The SpaceX Falcon 9 rocket with the manned Crew Dragon spacecraft on launch pad 39A.
After a day of suspense, SpaceX's landmark launch to the International Space Station -- the first crewed mission to blast off from US soil in almost a decade -- was scrubbed Wednesday due to fears of a lightning strike.
With NASA astronauts Bob Behnken and Doug Hurley strapped into the Crew Dragon capsule, the launch pad platform retracted and rocket fueling underway, SpaceX made the call to abort.
"Unfortunately, we are not going to launch today," launch director Mike Taylor said, with about 17 minutes to go until takeoff.
"We had just simply too much electricity in the atmosphere," NASA chief Jim Bridenstine said later.
"There wasn't really a lightning storm or anything like that, but there was a concern that if we did launch it could actually trigger lightning," he added.
This was the case for the Apollo 12 mission, which was struck twice shortly after launch -- losing the use of some non-essential instruments but completing its mission nonetheless.
A rocket and its plume ascending through clouds act as conductors and can trigger lightning at lower levels of atmospheric electricity than what is required for natural lighting.
The delay means a wait of at least a few more days for the first crewed launch on an American rocket since the space shuttle program ended in 2011. They will try again on Saturday.
If successful, the launch will be the first time the feat has been performed by a privately owned company.
A live video feed showed Behnken and Hurley -- in their futuristic white uniforms adorned with the US flag and the logos of NASA and SpaceX -- waiting as propellant was unloaded from the reusable Falcon 9 rocket after the launch was postponed.
The emergency ejection system remained armed until the fuel tanks were emptied, in case of an accidental explosion.
The launch had been scheduled for 4:33 pm (2033 GMT) from the Kennedy Space Center's Launch Pad 39A. Neil Armstrong and his Apollo 11 crewmates lifted off from the same spot on their historic journey to the Moon.
SpaceX win over Boeing
Founded in 2002, Space Exploration Technologies Corp. has torn up the rules to produce a lower-cost alternative to human spaceflight that has gradually won over skeptics.
The project has experienced delays, explosions, and parachute problems -- but even so, SpaceX has beaten aerospace giant Boeing to the punch.
Boeing's NASA entry, the Starliner, is still not ready.
Ending dependence on Russia
A decade on, it was Trump who was present for the launch.
The Republican is trying to reaffirm American domination of space, militarily but also by ordering a return to the Moon in 2024.
NASA hopes to entrust "low Earth orbit" space travel to the private sector in order to free up dollars for its more distant missions.
Crew Dragon is a capsule like Apollo, but updated for the 21st century.

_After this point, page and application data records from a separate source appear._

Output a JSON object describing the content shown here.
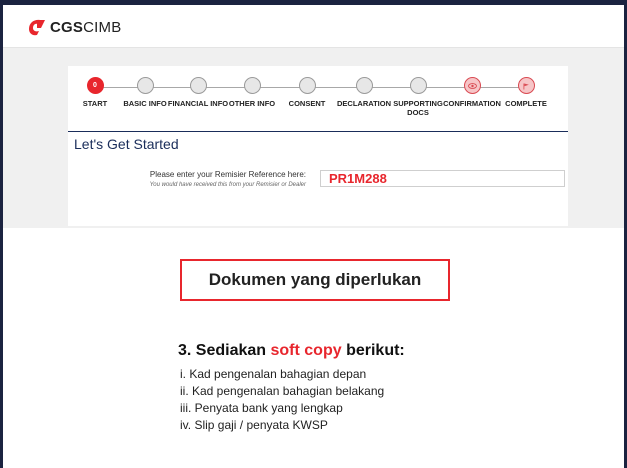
{
  "brand": {
    "name_bold": "CGS",
    "name_light": "CIMB",
    "accent": "#e8262d",
    "navy": "#1a2d5a"
  },
  "stepper": {
    "steps": [
      {
        "label": "START",
        "state": "active",
        "glyph": "0"
      },
      {
        "label": "BASIC INFO",
        "state": "pending"
      },
      {
        "label": "FINANCIAL INFO",
        "state": "pending"
      },
      {
        "label": "OTHER INFO",
        "state": "pending"
      },
      {
        "label": "CONSENT",
        "state": "pending"
      },
      {
        "label": "DECLARATION",
        "state": "pending"
      },
      {
        "label": "SUPPORTING DOCS",
        "state": "pending"
      },
      {
        "label": "CONFIRMATION",
        "state": "pink",
        "icon": "eye-icon"
      },
      {
        "label": "COMPLETE",
        "state": "pink",
        "icon": "flag-icon"
      }
    ]
  },
  "form": {
    "title": "Let's Get Started",
    "remisier_label": "Please enter your Remisier Reference here:",
    "remisier_hint": "You would have received this from your Remisier or Dealer",
    "remisier_value": "PR1M288"
  },
  "overlay": {
    "box_title": "Dokumen yang diperlukan",
    "list_title_pre": "3. Sediakan ",
    "list_title_highlight": "soft copy",
    "list_title_post": " berikut:",
    "items": [
      "i.  Kad pengenalan bahagian depan",
      "ii.  Kad pengenalan bahagian belakang",
      "iii. Penyata bank yang lengkap",
      "iv. Slip gaji / penyata KWSP"
    ]
  }
}
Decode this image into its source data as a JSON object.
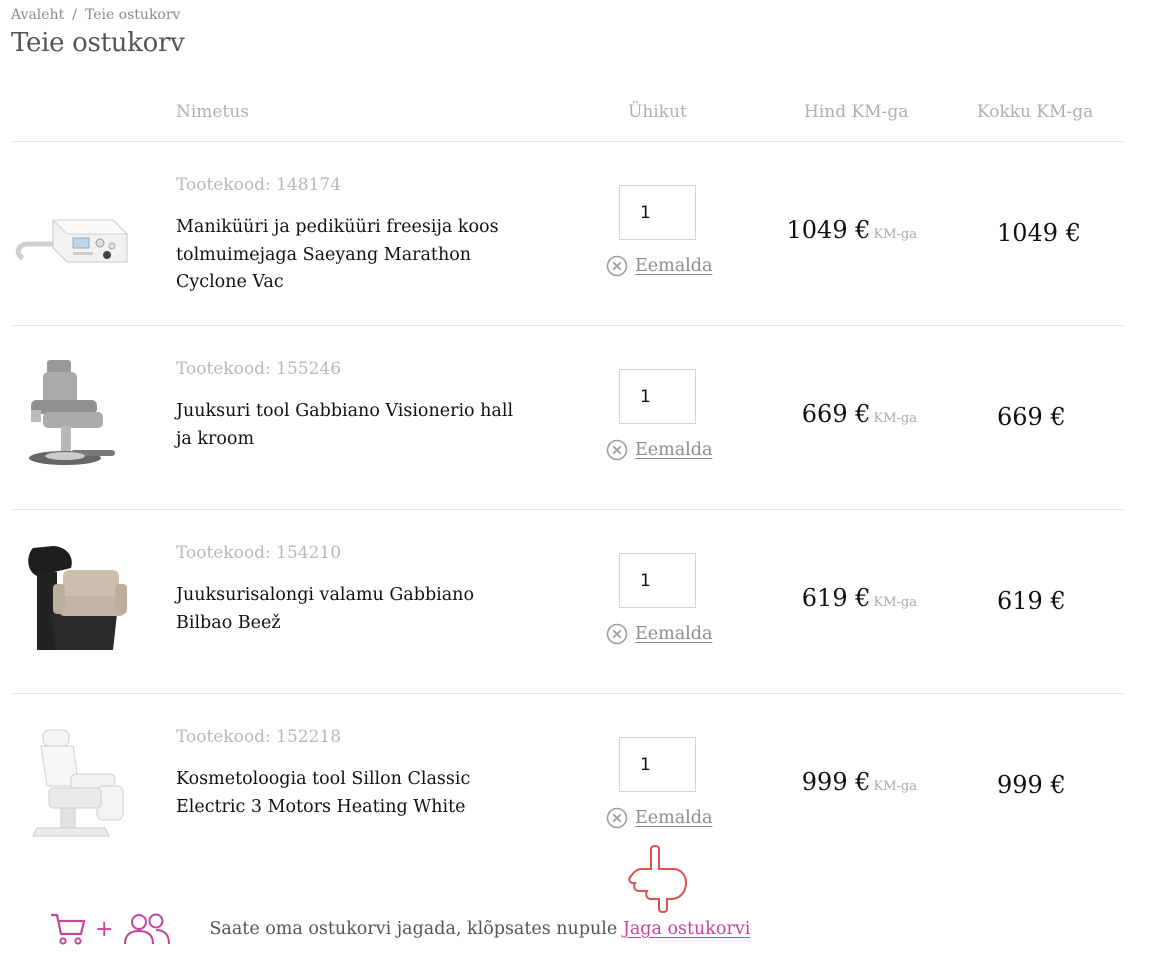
{
  "breadcrumb": {
    "home": "Avaleht",
    "current": "Teie ostukorv"
  },
  "page": {
    "title": "Teie ostukorv"
  },
  "table": {
    "headers": {
      "name": "Nimetus",
      "qty": "Ühikut",
      "price": "Hind KM-ga",
      "total": "Kokku KM-ga"
    }
  },
  "items": [
    {
      "code": "Tootekood: 148174",
      "name": "Maniküüri ja pediküüri freesija koos tolmuimejaga Saeyang Marathon Cyclone Vac",
      "qty": "1",
      "price": "1049 €",
      "price_unit": "KM-ga",
      "total": "1049 €",
      "remove": "Eemalda"
    },
    {
      "code": "Tootekood: 155246",
      "name": "Juuksuri tool Gabbiano Visionerio hall ja kroom",
      "qty": "1",
      "price": "669 €",
      "price_unit": "KM-ga",
      "total": "669 €",
      "remove": "Eemalda"
    },
    {
      "code": "Tootekood: 154210",
      "name": "Juuksurisalongi valamu Gabbiano Bilbao Beež",
      "qty": "1",
      "price": "619 €",
      "price_unit": "KM-ga",
      "total": "619 €",
      "remove": "Eemalda"
    },
    {
      "code": "Tootekood: 152218",
      "name": "Kosmetoloogia tool Sillon Classic Electric 3 Motors Heating White",
      "qty": "1",
      "price": "999 €",
      "price_unit": "KM-ga",
      "total": "999 €",
      "remove": "Eemalda"
    }
  ],
  "share": {
    "plus": "+",
    "text": "Saate oma ostukorvi jagada, klõpsates nupule",
    "link": "Jaga ostukorvi"
  },
  "colors": {
    "accent": "#c2459b",
    "hand": "#e0504f",
    "muted": "#b0b0b0"
  }
}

Touch screens have replaced switches. The interior has more subtle lighting.
It looks entirely different from the huge winged space shuttles that carried astronauts into space from US soil from 1981 to 2011.
When the mission eventually goes ahead, Crew Dragon will catch up with the space station, and will probably remain docked there until August.
'I'm so excited that we finally get to share what we have been working on for the past year!' the 29 year-old Bouman said.
NASA have made it clear they want astronauts back on the Moon in 2024, and now, they are zeroing in on the Red Planet -- the US space agency confirmed that it wants humans to reach Mars by 2033.
NASA's Mars Helicopter has successfully completed a series of tests and is ready to take flight over the Red Planet, the US space agency said. "The next time we fly, we fly on Mars," MiMi Aung, Project Manager for Mars Helicopter at NASA's Jet Propulsion Laboratory in Pasadena, California, said in a statement.
Talks with North Korea should not be for political show but contribute to establishing peace, South Korean President Yoon Suk-yeol said on Wednesday, just hours after the North test fired two cruise missiles into the sea.
For the Aug. 29 mission, called Artemis 1, the Orion capsule will launch atop the Space Launch System without any humans and orbit the moon before returning to Earth for an ocean splashdown 42 days later.
Noeleen Heyzer's visit to the crisis-wracked country, which began on Tuesday, "will focus on addressing the deteriorating situation and immediate concerns as well as other priority areas of her mandate," the UN has said.